UCI World Cycling Centre: talent identification camp for young athletes
Young road cyclists from all over Europe are being put through their paces at the UCI World Cycling Centre this week during a Talent Identification camp.
At the beginning of a new Olympic cycle, the UCI WCC is on the lookout for athletes who could potentially qualify for Tokyo 2020. A request to Europe’s National Federations to put forward the names of their best young male and female road cyclists was followed by a selection process that resulted in 37 Junior men and women from 17 countries travelling to Aigle, Switzerland.
After one week under the watchful eye of the centre’s professional coaches, some of the athletes will be invited back to the UCI WCC this summer to prepare for the UCI Road World Championships in Bergen, Norway, in September.
“Looking ahead to the 2020 Olympic Games, the aim is that these athletes will form our Elite group in the next few years,” explains UCI WCC High Performance Manager Belinda Tarling. She added that other talent identification initiatives would be carried out in different regions and for all the Olympic cycling disciplines.
The UCI WCC coaches are looking not only at the athletes’ current form but at their potential to improve, their mental attitude and physiological tendencies. The young cyclists are training on the road, the track, in the gym, and on the centre’s stationary Wattbikes. Their week in Switzerland also includes theory sessions focusing on technical issues, tactics and anti-doping.

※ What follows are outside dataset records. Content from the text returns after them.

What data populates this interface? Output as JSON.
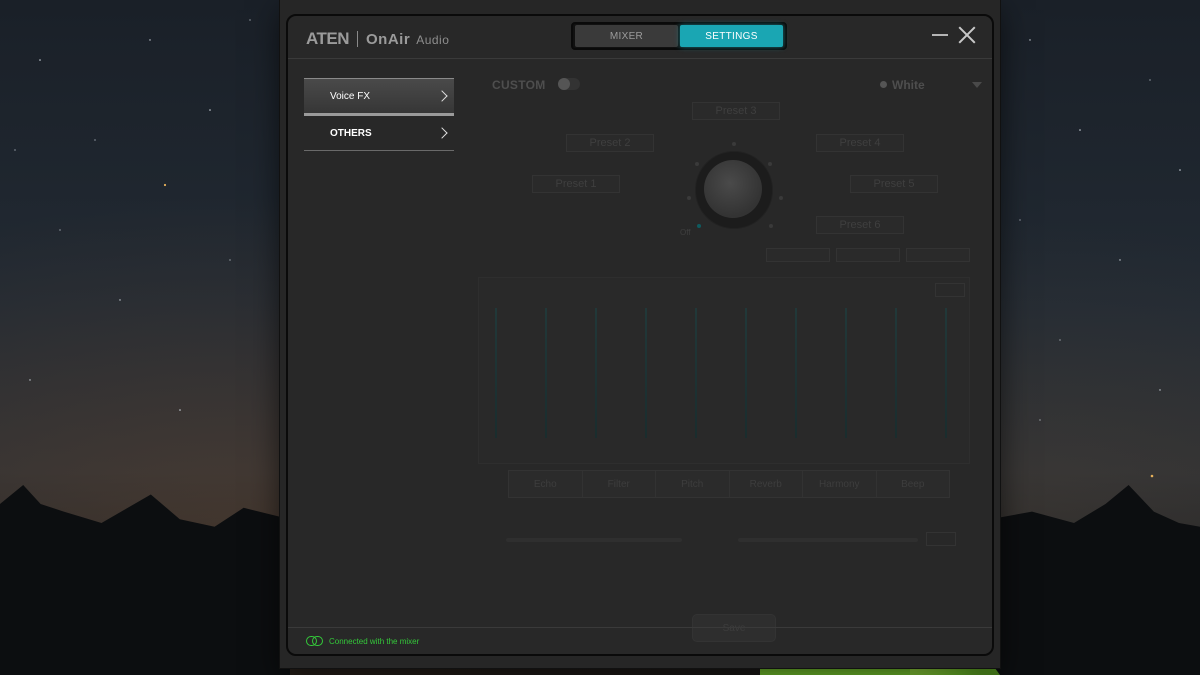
{
  "header": {
    "logo_brand": "ATEN",
    "logo_product": "OnAir",
    "logo_sub": "Audio",
    "tabs": [
      {
        "label": "MIXER",
        "active": false
      },
      {
        "label": "SETTINGS",
        "active": true
      }
    ]
  },
  "sidebar": {
    "items": [
      {
        "label": "Voice FX",
        "active": true
      },
      {
        "label": "OTHERS",
        "active": false
      }
    ]
  },
  "voicefx": {
    "custom_label": "CUSTOM",
    "custom_enabled": false,
    "theme_label": "White",
    "knob_off_label": "Off",
    "presets": [
      "Preset 1",
      "Preset 2",
      "Preset 3",
      "Preset 4",
      "Preset 5",
      "Preset 6"
    ],
    "fx_tabs": [
      "Echo",
      "Filter",
      "Pitch",
      "Reverb",
      "Harmony",
      "Beep"
    ],
    "save_label": "Save"
  },
  "status": {
    "text": "Connected with the mixer",
    "color": "#34c93a"
  },
  "colors": {
    "accent": "#1aa6b3",
    "status_ok": "#34c93a"
  }
}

Some of the Junior riders had not trained over winter before arriving in Aigle as it was too cold in their own countries. Despite a difference in the athletes’ current fitness levels, the coaches have got a good idea of their potential thanks to specific testing on the Wattbikes.
UCI WCC Coach Jean-Jacques Henry said, “It is a large group so it is difficult to get to know them all individually in just a week. But we can get a good idea of which athletes would benefit from a longer stay with us to prepare for the UCI Road World Championships.”
He added that the young riders were motivated and eager to progress. Despite their large number and language barriers, they had become friends in just a few days of training together.